From the very first riff of a bass and clash of a cowbell, Los Angeles's Funeral Party sound special. And that’s even before frontman Chad Elliott’s snarling punk vocals descend on party classic 'New York City Moves to the Sound of LA'. This band has bags of attitude. With elements of The Rapture and The Strokes (Funeral Party are fresh off a Julian Casablancas support slot and can't escape the comparison) the indie five-piece are what the dubstep-heavy music scene is crying out for. Adrenalin-inducing, thrilling, loud, catchy rock and roll.
And they’re not short on anthems, either. Finale’s “We are the voices under the track, drawing you forward, pushing you back" chorus is as addictive as nicotine. The potential singles continue with 'Where Did It Go Wrong' and its Fab Moretti drumbeat and the disco dancing 'Car Wars' - think Liam Gallagher howling an LCD Soundsystem classic, but good. Singalong 'Just Because' had its release back in August, and its carnal screams and Hot Hot Heat-esque endearing racket make it a standout track on a cracking debut.
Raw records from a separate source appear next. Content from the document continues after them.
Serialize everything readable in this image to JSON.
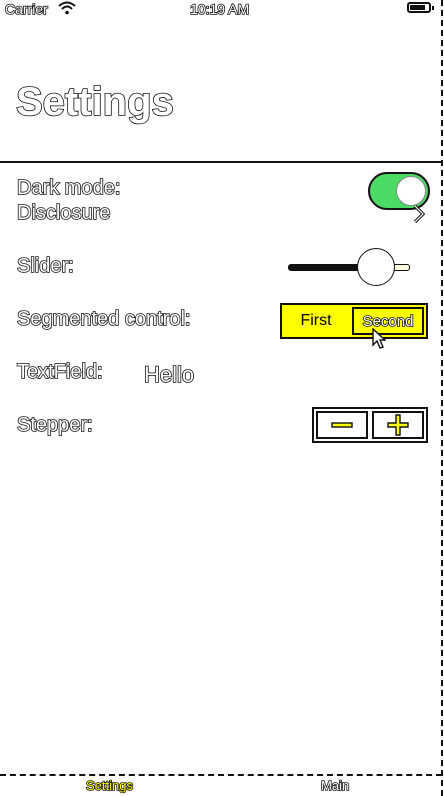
{
  "status_bar": {
    "carrier": "Carrier",
    "time": "10:19 AM",
    "icons": [
      "wifi-icon",
      "battery-icon"
    ]
  },
  "page": {
    "title": "Settings"
  },
  "rows": {
    "dark_mode": {
      "label": "Dark mode:",
      "toggle_on": true
    },
    "disclosure": {
      "label": "Disclosure",
      "icon": "chevron-right-icon"
    },
    "slider": {
      "label": "Slider:",
      "value": 0.72
    },
    "segmented": {
      "label": "Segmented control:",
      "options": [
        "First",
        "Second"
      ],
      "selected": "Second"
    },
    "text_field": {
      "label": "TextField:",
      "value": "Hello"
    },
    "stepper": {
      "label": "Stepper:",
      "minus": "−",
      "plus": "+"
    }
  },
  "tab_bar": {
    "tabs": [
      {
        "label": "Settings",
        "active": true
      },
      {
        "label": "Main",
        "active": false
      }
    ]
  },
  "colors": {
    "toggle_on": "#4cd964",
    "segment_fill": "#ffff00",
    "active_tab": "#ffff00"
  }
}
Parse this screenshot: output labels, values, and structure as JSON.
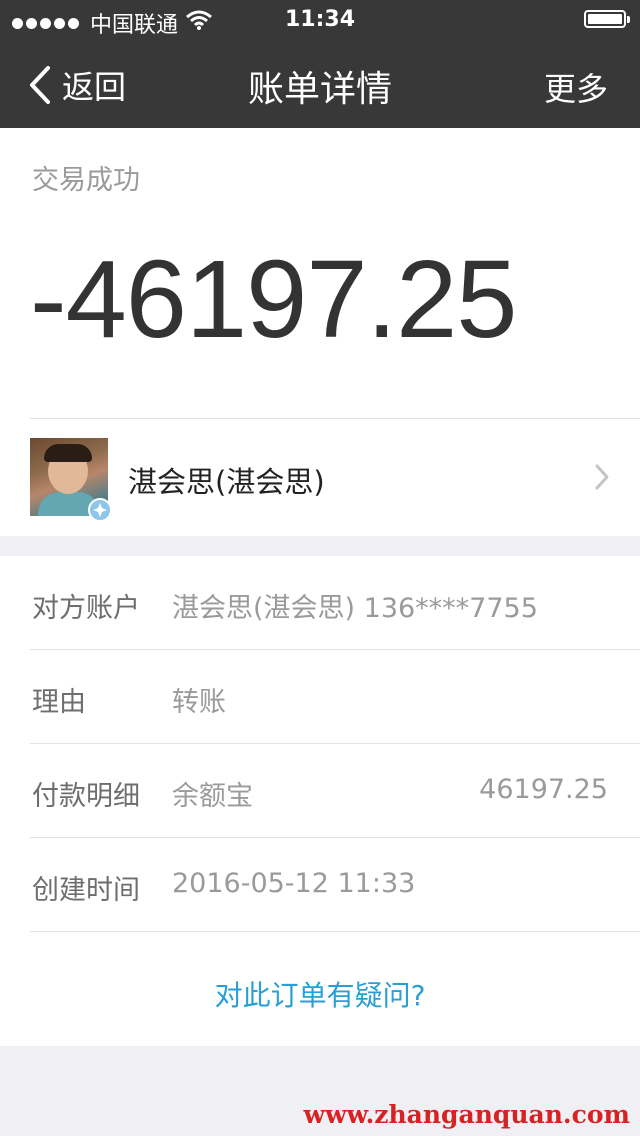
{
  "status_bar": {
    "carrier": "中国联通",
    "time": "11:34"
  },
  "nav": {
    "back_label": "返回",
    "title": "账单详情",
    "more_label": "更多"
  },
  "transaction": {
    "status": "交易成功",
    "amount": "-46197.25",
    "counterparty_name": "湛会思(湛会思)"
  },
  "details": [
    {
      "label": "对方账户",
      "value": "湛会思(湛会思) 136****7755",
      "amount": ""
    },
    {
      "label": "理由",
      "value": "转账",
      "amount": ""
    },
    {
      "label": "付款明细",
      "value": "余额宝",
      "amount": "46197.25"
    },
    {
      "label": "创建时间",
      "value": "2016-05-12 11:33",
      "amount": ""
    }
  ],
  "question_link": "对此订单有疑问?",
  "watermark": "www.zhanganquan.com",
  "colors": {
    "nav_background": "#383838",
    "link": "#2a9fd6",
    "watermark": "#d62222"
  }
}
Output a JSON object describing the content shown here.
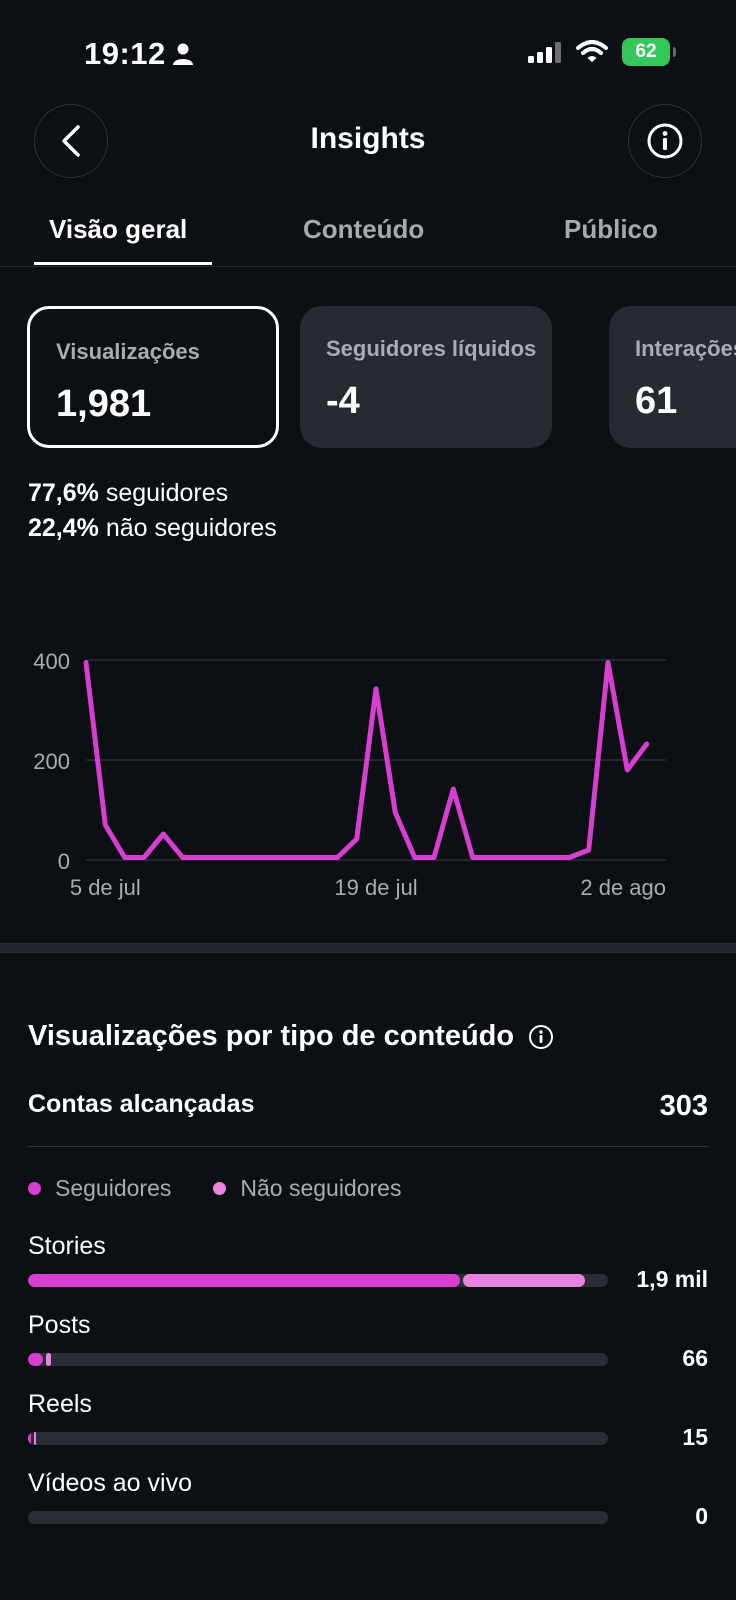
{
  "status_bar": {
    "time": "19:12",
    "battery": "62"
  },
  "header": {
    "title": "Insights"
  },
  "tabs": [
    {
      "label": "Visão geral",
      "active": true
    },
    {
      "label": "Conteúdo",
      "active": false
    },
    {
      "label": "Público",
      "active": false
    }
  ],
  "metrics": [
    {
      "label": "Visualizações",
      "value": "1,981"
    },
    {
      "label": "Seguidores líquidos",
      "value": "-4"
    },
    {
      "label": "Interações",
      "value": "61"
    }
  ],
  "split": {
    "followers_pct": "77,6%",
    "followers_label": "seguidores",
    "non_followers_pct": "22,4%",
    "non_followers_label": "não seguidores"
  },
  "chart_data": {
    "type": "line",
    "x": [
      "4 de jul",
      "5 de jul",
      "6 de jul",
      "7 de jul",
      "8 de jul",
      "9 de jul",
      "10 de jul",
      "11 de jul",
      "12 de jul",
      "13 de jul",
      "14 de jul",
      "15 de jul",
      "16 de jul",
      "17 de jul",
      "18 de jul",
      "19 de jul",
      "20 de jul",
      "21 de jul",
      "22 de jul",
      "23 de jul",
      "24 de jul",
      "25 de jul",
      "26 de jul",
      "27 de jul",
      "28 de jul",
      "29 de jul",
      "30 de jul",
      "31 de jul",
      "1 de ago",
      "2 de ago",
      "3 de ago"
    ],
    "series": [
      {
        "values": [
          395,
          70,
          5,
          5,
          52,
          5,
          5,
          5,
          5,
          5,
          5,
          5,
          5,
          5,
          42,
          342,
          95,
          5,
          5,
          142,
          5,
          5,
          5,
          5,
          5,
          5,
          20,
          395,
          180,
          232
        ]
      }
    ],
    "x_ticks": [
      "5 de jul",
      "19 de jul",
      "2 de ago"
    ],
    "y_ticks": [
      0,
      200,
      400
    ],
    "ylim": [
      0,
      400
    ],
    "grid": true,
    "color": "#d73fd1"
  },
  "content_section": {
    "title": "Visualizações por tipo de conteúdo",
    "reached_label": "Contas alcançadas",
    "reached_value": "303",
    "legend": [
      {
        "label": "Seguidores",
        "color": "#d73fd1"
      },
      {
        "label": "Não seguidores",
        "color": "#e884e0"
      }
    ],
    "types": [
      {
        "label": "Stories",
        "value": "1,9 mil",
        "followers_frac": 0.745,
        "non_followers_frac": 0.21
      },
      {
        "label": "Posts",
        "value": "66",
        "followers_frac": 0.026,
        "non_followers_frac": 0.008
      },
      {
        "label": "Reels",
        "value": "15",
        "followers_frac": 0.006,
        "non_followers_frac": 0.002
      },
      {
        "label": "Vídeos ao vivo",
        "value": "0",
        "followers_frac": 0,
        "non_followers_frac": 0
      }
    ]
  }
}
Looking like they’re from the Big Apple – you know, ridiculously cool in a leather jacket, swagger, skinny jeans – the five twenty-somethings are actually from sleepy Whittier in east Los Angeles and grew up playing raves in parking lots to get their kicks. Made up of Chad, guitarist James Torres, Kimo Kauhola on bass and keyboardist and drummer Tim Madrid, Funeral Party are nowhere near as depressing as their name suggests. Beginning one of the slowest tracks on Golden Age of Knowhere, 'Postcards of Persuasion', with an Interpol bass, they soon return to their anthemic Idlewild style choruses; and even when teetering dangerously close to the edge of a pop ballad on 'Relics To Ruin', that exciting post punk edge that they should copyright, still delivers the goods.
Much has been made of The Strokes return - they are the saviors of indie, after all - but this band could be just the raw talent needed to drag the music scene back to its rocking best. Last track on a practically flawless debut, 'Golden Age of Knowhere'’s military pulse is as epic as an 'And You Will Know Us By The Trail of Dead' slowburning offering - birds sound intro and all. Is January too early for an album of the year contender? Who cares. This is it.